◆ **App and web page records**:
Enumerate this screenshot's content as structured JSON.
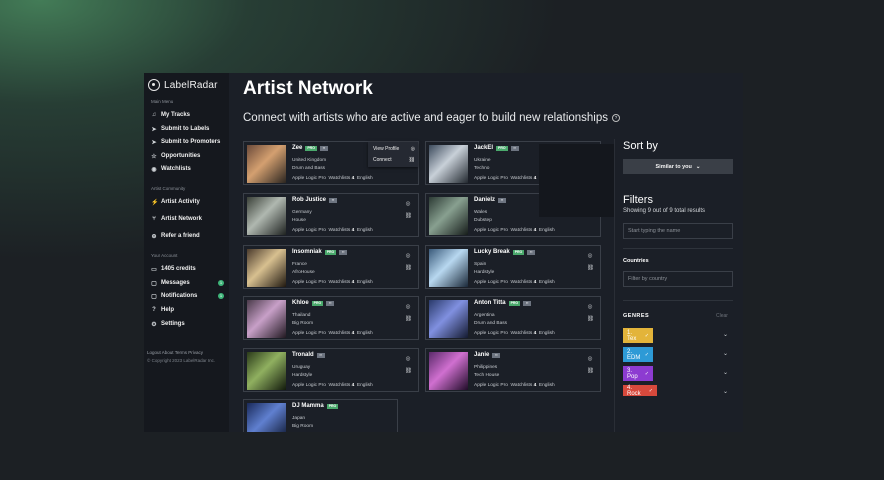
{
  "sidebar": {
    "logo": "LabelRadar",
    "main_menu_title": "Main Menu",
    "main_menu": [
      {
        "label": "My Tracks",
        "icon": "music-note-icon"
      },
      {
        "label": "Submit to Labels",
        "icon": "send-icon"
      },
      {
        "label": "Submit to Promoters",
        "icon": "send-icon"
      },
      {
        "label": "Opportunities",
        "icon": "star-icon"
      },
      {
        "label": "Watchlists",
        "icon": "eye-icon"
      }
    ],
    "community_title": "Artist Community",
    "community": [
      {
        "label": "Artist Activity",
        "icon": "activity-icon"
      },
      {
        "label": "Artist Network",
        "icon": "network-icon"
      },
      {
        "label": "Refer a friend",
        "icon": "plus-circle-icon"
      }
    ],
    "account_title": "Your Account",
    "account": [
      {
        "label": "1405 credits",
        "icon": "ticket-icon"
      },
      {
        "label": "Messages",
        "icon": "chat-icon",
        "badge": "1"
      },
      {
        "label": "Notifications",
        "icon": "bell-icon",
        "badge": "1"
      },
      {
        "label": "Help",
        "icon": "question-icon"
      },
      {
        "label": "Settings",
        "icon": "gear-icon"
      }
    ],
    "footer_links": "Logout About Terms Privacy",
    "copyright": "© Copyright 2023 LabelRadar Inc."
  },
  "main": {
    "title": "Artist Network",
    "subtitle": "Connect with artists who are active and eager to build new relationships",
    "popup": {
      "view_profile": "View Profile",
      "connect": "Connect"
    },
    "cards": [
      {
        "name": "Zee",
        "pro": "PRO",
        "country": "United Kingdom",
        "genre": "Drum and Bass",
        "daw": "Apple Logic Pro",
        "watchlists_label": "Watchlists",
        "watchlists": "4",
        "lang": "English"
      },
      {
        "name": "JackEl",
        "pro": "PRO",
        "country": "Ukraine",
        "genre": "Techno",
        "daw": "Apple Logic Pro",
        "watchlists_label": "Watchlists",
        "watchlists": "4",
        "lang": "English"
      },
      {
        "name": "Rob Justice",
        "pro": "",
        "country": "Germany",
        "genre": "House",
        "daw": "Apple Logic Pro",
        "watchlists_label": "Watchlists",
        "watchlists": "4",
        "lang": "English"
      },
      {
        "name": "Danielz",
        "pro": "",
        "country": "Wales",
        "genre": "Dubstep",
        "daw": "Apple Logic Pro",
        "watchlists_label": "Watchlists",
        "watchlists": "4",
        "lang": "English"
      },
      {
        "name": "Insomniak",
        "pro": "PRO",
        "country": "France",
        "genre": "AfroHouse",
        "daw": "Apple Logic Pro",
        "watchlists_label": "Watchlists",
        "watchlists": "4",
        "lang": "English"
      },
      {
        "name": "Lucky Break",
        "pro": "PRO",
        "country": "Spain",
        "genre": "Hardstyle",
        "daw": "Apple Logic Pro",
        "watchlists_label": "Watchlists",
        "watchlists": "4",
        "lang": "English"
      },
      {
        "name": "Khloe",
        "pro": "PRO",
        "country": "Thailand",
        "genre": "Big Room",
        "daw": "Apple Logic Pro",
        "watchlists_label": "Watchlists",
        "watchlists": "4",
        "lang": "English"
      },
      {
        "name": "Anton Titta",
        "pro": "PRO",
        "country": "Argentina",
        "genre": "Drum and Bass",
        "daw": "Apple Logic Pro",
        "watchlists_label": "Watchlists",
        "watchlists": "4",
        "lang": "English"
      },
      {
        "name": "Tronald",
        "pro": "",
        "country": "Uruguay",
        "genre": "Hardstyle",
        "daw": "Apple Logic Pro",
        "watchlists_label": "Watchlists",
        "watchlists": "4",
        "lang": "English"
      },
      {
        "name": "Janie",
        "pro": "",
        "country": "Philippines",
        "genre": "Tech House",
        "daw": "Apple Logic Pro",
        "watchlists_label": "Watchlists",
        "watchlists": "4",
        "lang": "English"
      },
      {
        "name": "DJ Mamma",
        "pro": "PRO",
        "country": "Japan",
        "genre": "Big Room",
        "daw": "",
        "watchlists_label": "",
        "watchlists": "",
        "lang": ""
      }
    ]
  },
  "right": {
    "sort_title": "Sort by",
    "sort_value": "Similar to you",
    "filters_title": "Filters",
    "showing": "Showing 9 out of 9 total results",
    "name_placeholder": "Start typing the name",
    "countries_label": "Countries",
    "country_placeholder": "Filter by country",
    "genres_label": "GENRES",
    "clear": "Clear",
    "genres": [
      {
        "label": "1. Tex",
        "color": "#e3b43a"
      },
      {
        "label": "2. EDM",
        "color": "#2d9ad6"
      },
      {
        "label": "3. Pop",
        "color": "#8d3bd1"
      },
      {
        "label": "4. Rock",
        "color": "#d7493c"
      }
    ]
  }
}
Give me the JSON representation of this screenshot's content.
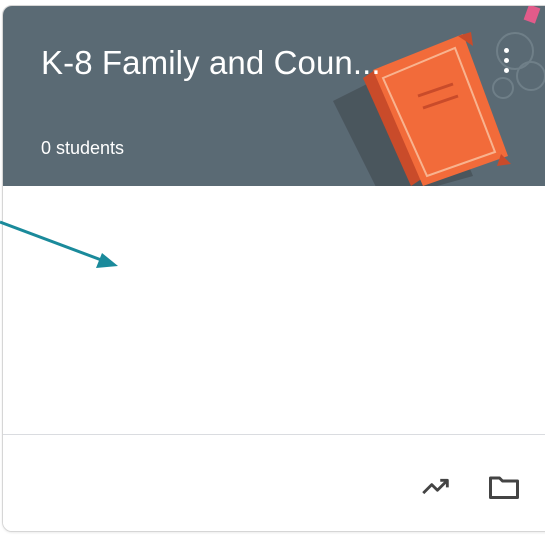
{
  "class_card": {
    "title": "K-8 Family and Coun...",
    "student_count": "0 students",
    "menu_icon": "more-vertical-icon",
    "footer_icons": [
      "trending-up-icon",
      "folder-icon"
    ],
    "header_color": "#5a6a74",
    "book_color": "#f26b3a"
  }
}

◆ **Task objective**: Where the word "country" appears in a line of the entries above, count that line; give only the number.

◆ **Written solution**: 12